OK, so maybe the title of this week’s post is a bit sensationalistic, but the future of medicine may truly lie in the transfer of beneficial bacteria from a healthy person’s colon into the colon of a person afflicted with a disease or illness — one of which is obesity. This general idea isn’t exactly new, as doctors have been performing fecal transplants for a particular type of infectious diarrhea that we call “C. diff colitis” (because the infection is caused by the overgrowth of a bacterium called Clostridium difficile) for decades with dramatic success.
In a 2006 landmark paper in Nature, Turnbaugh et al. described the differences in gut bacteria (or the “microbiome”) of obese vs. healthy mice as well as obese vs. healthy humans, and found that the obese mice and people had an abundance of bacteria that were found to have an increased ability to absorb energy from the diet (meaning, they help the person absorb all the calories eaten rather than lose some of the calories that would’ve otherwise been indigestible). http://www.nature.com/nature/journal/v444/n7122/full/nature05414.html
What was striking, though, was that the investigators took the bacteria from the obese or thin mice and transplanted them into the colons of bacteria-free mice, and found that the recipients of the bacteria from obese mice soon gained significantly more fat than the bacteria-free mice who received a stool transplant from the thin mice. This showed that the bacteria could actually CAUSE weight gain rather than just happened to be associated with weight gain.

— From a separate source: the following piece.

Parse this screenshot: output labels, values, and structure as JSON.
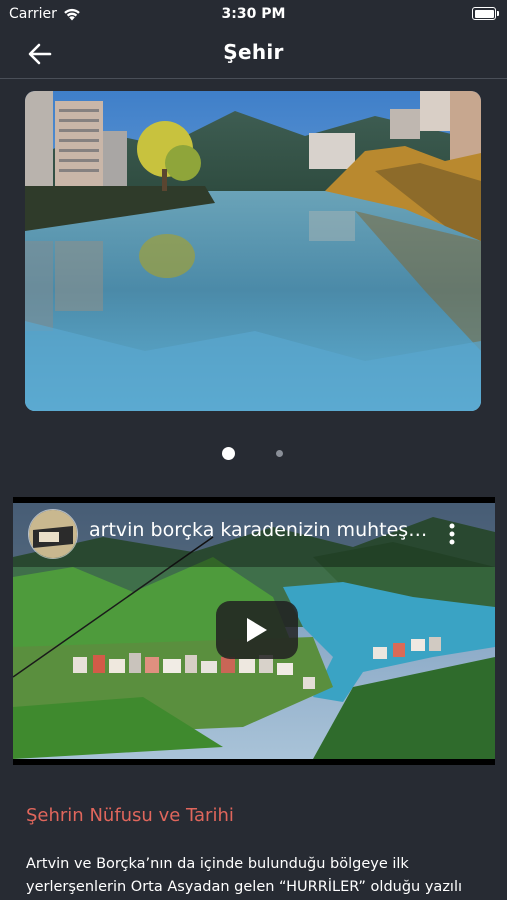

There have since been scores of fascinating studies that are being done to evaluate the human microbiome, how it affects our health, and how we might be able to manipulate it to help treat medical conditions and diseases — including obesity. If you’ve been struggling to lose weight with little success, is a poop transplant in your future?